Haaretz owner Amos Schocken has written an open letter appealing for online subscribers. Not surprising considering that Haaretz’s circulation is as low as a 6.1% market share of Israeli print media according to market research carried out for the last half of 2013.
Put simply, the views of Haaretz are utterly unrepresentative of the Israeli public and political system at large. Yet, Haaretz is still considered to be the paper of note by outsiders who consider it to be the Israeli equivalent of the New York Times (no surprise then that Haaretz has embellished this image through a partnership arrangement with the NY Times as the publisher of the Times’ international edition).
Schocken urges readers to subscribe to Haaretz’s website. In contrast to a journalistic mission statement, this is how he promotes his paper:
By doing so, you will become a partner in the ongoing effort to shape Israel as a liberal and constitutional democracy that cherishes the values of pluralism and civil and human rights. You will become a partner in actively supporting the two-state solution and the right to Palestinian self-determination, which will enable Israel to rid itself of the burdens of territorial occupation and the control of another people.
Schocken also claims:
To put it plainly: If news is coming out of Israel, it is coming from Haaretz more often than not, and if views are sparking controversy, debate and reflection throughout the Middle East or the Jewish world, they either came from Haaretz or are playing themselves out in our op-eds, comments and blogs.
In this he is correct. Despite its low circulation, Haaretz is the newspaper of choice for foreign journalists, commentators and political figures, many of whom share parts of the same agenda as stated by Schoken. While there is nothing wrong in this by itself, Haaretz has taken its agenda-driven mission to an entirely new level, particularly through the reach of its English-language website, which it uses to push its agenda far beyond Israel’s borders. Indeed, Haaretz has, in the past, demonstrated that it is more concerned with its international audience than its domestic Israeli one. Haaretz, unable to exercise any meaningful influence on domestic politics uses its English-language website and print newspaper to encourage external pressure on Israel.
Haaretz is referred to as a credible source and so many negative stories that appear in the international media do so as a result of an initial Haaretz story. Yet, Schocken himself has admitted that Haaretz is anything but objective. And just how far is Haaretz prepared to go to push a political agenda? There appear to be few red lines when one considers the hateful writing of Haaretz star columnist Gideon Levy who won the 2012 Dishonest Reporter Award for manipulating an opinion poll to “prove” that Israel was an apartheid state. And correspondent Amira Hass who brazenly defended Palestinian stone throwing even if it could cause Israeli fatalities.
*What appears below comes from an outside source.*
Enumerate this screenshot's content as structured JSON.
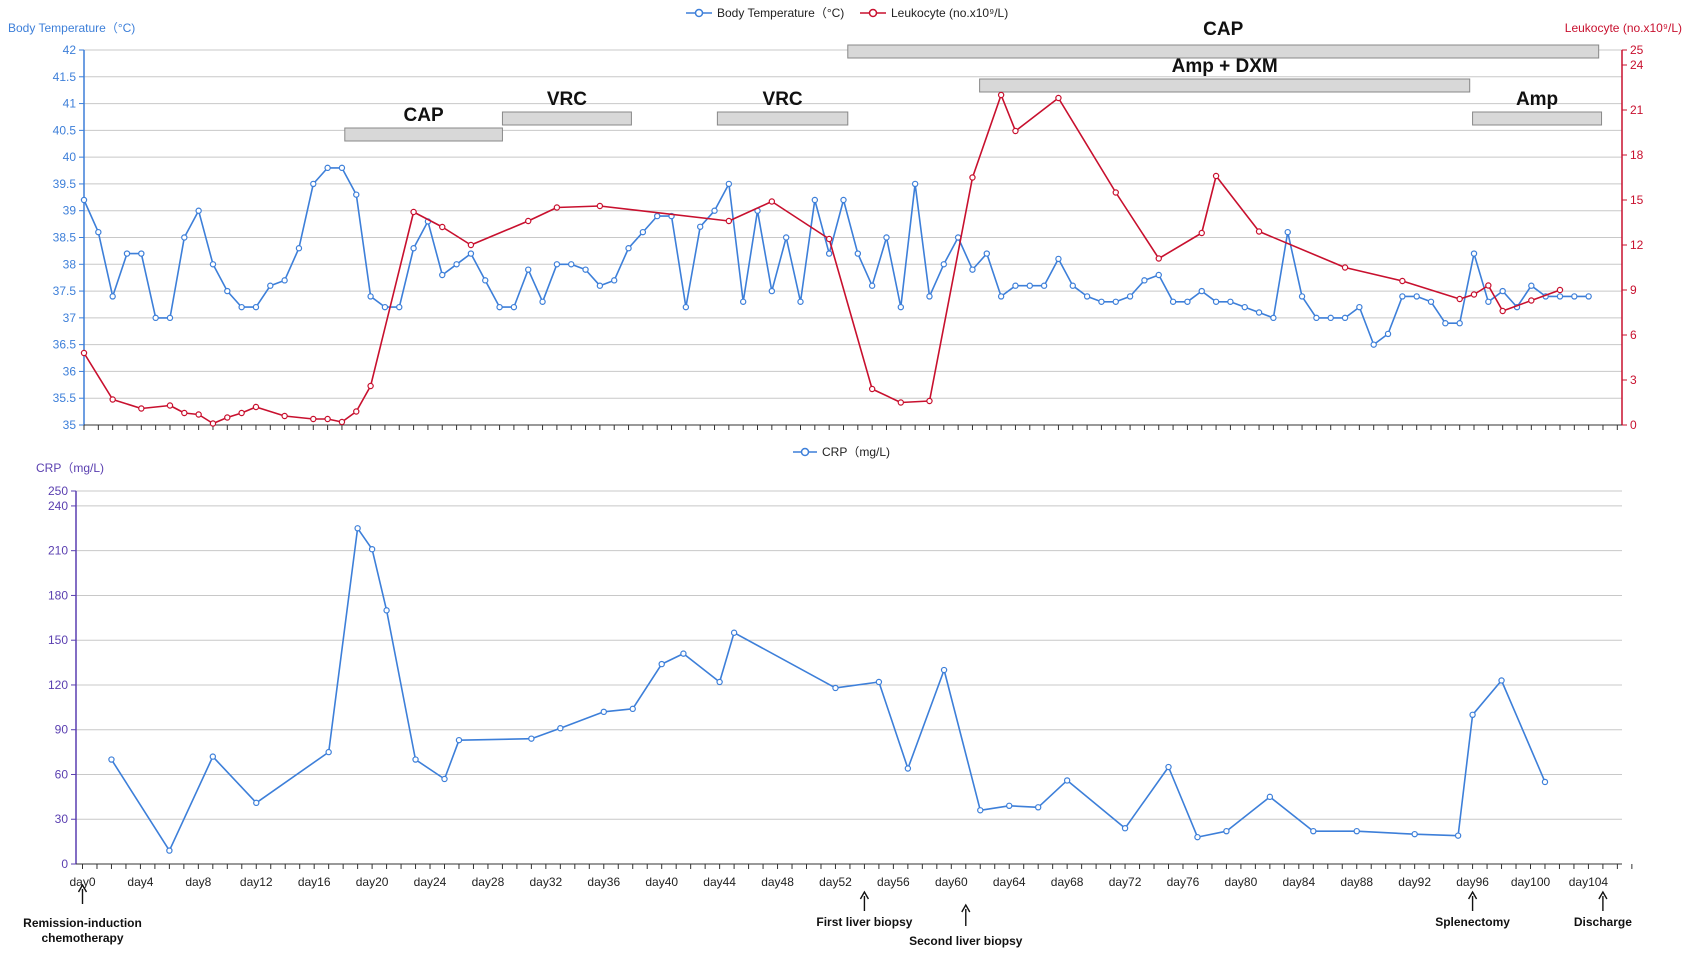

Schocken’s mission statement is also noteworthy by what it omits. While he is happy to employ positive terms such as “liberal,”pluralism,” and “civil and human rights” what about “Jewish?” This speaks volumes for a media outlet that often looks like it is embarrassed by Israel’s identity as a Jewish and democratic state.
Schocken’s appeal reveals that Haaretz is striving not for objective and accurate reporting but for promoting a political and campaigning agenda. It is incumbent, therefore, that the foreign media see Haaretz as a political entity rather than a primary news source. Even more so than Haaretz, foreign journalists should refrain from promoting their own political agendas when reporting on Israel. Using Haaretz as a cover for biased reporting is unacceptable.
While Haaretz is a product of Israel’s vibrant democracy and press freedom, it also plays a major role in the demonization of Israel. Amos Schoken’s open letter sadly acknowledges that Haaretz is anything but an unwitting accomplice.